Purpose: Painful neuromas commonly cause neuropathic pain, in up to 1 in 20 cases of traumatic or iatrogenic nerve injury. Despite the multiple surgical treatment types that reduce pain, no type has been universally accepted. Methods: We performed a retrospective cohort study by administering follow-up surveys to all surgical patients treated in our department for lower-extremity neuroma from September 1, 2015, to October 22, 2021, that could be contacted, excluding those with Morton neuroma. In addition to the Patient-Reported Outcomes Measurement Information System (PROMIS) Pain Interference (PI) questionnaire, survey questions covered the time to pain reduction, use of physical or occupational therapy, and characteristics of the pain. When available, previously collected preoperative and postoperative PROMIS PI data were used for patients who could not be contacted for the telephone survey. Paired-sample nonparametric testing was used to compare preoperative and postoperative PROMIS PI scores. Results: Initial query in the medical record by Current Procedural Terminology codes yielded 1,812 patients for chart review, of whom 33 were eligible to call. In total, 9 (27%) patients completed both preoperative and postoperative PROMIS PIs: 6 (18.2%) completed full telephone surveys and 3 (9.1%) had preoperative and postoperative PROMIS PI data in the chart review but could not be contacted for the full telephone survey. Four of the 6 telephone-survey respondents reported pain reduction within 12 months of their surgery. Wilcoxon signed-rank testing demonstrated a moderate but nonstatistically significant reduction in PROMIS PI scores, with a median difference of −4.85 (P = .1; 95% CI −12 to 1.2). Conclusions: There were notable improvements in our cohort, but larger studies are needed to determine whether surgical treatment of lower-extremity neuroma results in a clinically important and significant difference in PROMIS PI scores, as well as to discern the advantages each treatment.
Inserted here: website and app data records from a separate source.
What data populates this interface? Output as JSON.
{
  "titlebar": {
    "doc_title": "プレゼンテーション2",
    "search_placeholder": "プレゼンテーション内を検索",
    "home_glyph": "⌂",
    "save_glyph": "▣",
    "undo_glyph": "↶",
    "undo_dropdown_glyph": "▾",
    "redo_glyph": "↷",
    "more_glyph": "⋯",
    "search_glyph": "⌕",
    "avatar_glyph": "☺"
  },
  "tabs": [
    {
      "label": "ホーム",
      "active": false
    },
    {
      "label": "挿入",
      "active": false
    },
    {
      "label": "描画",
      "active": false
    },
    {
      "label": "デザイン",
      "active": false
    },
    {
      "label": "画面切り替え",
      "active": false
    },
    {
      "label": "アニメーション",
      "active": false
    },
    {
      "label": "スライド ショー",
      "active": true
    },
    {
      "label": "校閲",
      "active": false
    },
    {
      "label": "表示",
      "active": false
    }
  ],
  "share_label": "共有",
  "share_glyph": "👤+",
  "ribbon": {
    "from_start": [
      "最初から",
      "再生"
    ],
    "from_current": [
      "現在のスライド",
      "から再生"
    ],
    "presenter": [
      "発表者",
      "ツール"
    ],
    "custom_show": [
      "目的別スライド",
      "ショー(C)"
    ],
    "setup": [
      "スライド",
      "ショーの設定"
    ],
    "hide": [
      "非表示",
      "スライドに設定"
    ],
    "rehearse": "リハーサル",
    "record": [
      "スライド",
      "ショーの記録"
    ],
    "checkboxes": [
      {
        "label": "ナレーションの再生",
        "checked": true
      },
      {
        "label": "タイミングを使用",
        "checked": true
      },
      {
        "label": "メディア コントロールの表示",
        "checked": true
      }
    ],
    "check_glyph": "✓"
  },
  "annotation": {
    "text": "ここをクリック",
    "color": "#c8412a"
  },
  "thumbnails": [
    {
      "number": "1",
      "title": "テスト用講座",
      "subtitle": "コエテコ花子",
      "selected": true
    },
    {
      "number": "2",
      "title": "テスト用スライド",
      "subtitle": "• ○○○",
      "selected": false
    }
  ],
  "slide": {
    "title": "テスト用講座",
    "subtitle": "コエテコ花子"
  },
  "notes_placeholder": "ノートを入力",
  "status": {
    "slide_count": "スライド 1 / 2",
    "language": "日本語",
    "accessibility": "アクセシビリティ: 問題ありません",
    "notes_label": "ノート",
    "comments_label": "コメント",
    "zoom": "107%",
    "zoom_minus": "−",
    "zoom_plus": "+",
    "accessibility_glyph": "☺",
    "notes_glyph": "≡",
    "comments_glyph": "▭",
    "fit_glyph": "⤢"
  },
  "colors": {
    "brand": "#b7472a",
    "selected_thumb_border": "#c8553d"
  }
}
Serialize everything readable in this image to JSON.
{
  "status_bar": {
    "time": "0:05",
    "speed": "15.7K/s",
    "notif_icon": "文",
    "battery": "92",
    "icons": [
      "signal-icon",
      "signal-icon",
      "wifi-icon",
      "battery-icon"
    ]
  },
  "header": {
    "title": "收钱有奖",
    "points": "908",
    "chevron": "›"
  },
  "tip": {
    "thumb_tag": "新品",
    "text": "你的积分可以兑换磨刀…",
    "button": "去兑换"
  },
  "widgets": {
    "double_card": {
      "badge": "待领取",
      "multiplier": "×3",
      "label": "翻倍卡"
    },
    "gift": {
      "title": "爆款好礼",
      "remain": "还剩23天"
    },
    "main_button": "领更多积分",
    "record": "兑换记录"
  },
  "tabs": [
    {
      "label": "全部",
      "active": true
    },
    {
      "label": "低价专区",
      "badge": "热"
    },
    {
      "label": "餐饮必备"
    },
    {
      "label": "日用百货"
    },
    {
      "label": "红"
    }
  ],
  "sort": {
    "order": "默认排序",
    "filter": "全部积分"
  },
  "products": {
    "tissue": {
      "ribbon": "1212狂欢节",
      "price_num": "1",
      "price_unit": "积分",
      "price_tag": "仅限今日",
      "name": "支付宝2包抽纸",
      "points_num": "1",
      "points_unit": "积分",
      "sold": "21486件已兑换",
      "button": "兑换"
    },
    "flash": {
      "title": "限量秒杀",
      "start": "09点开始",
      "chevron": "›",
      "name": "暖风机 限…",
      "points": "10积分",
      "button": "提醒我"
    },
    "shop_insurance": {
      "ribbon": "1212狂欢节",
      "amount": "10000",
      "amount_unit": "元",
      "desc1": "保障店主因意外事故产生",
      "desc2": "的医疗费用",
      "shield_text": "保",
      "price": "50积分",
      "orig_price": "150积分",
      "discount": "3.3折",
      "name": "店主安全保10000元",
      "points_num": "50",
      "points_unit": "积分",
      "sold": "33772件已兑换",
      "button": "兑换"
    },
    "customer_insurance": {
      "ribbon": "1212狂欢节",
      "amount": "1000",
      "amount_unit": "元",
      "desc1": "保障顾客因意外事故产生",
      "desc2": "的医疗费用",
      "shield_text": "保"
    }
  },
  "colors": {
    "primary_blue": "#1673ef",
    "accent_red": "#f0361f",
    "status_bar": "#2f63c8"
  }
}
Type of study/level of evidence: Therapeutic IV.
- Nerve pain
- Nerve surgery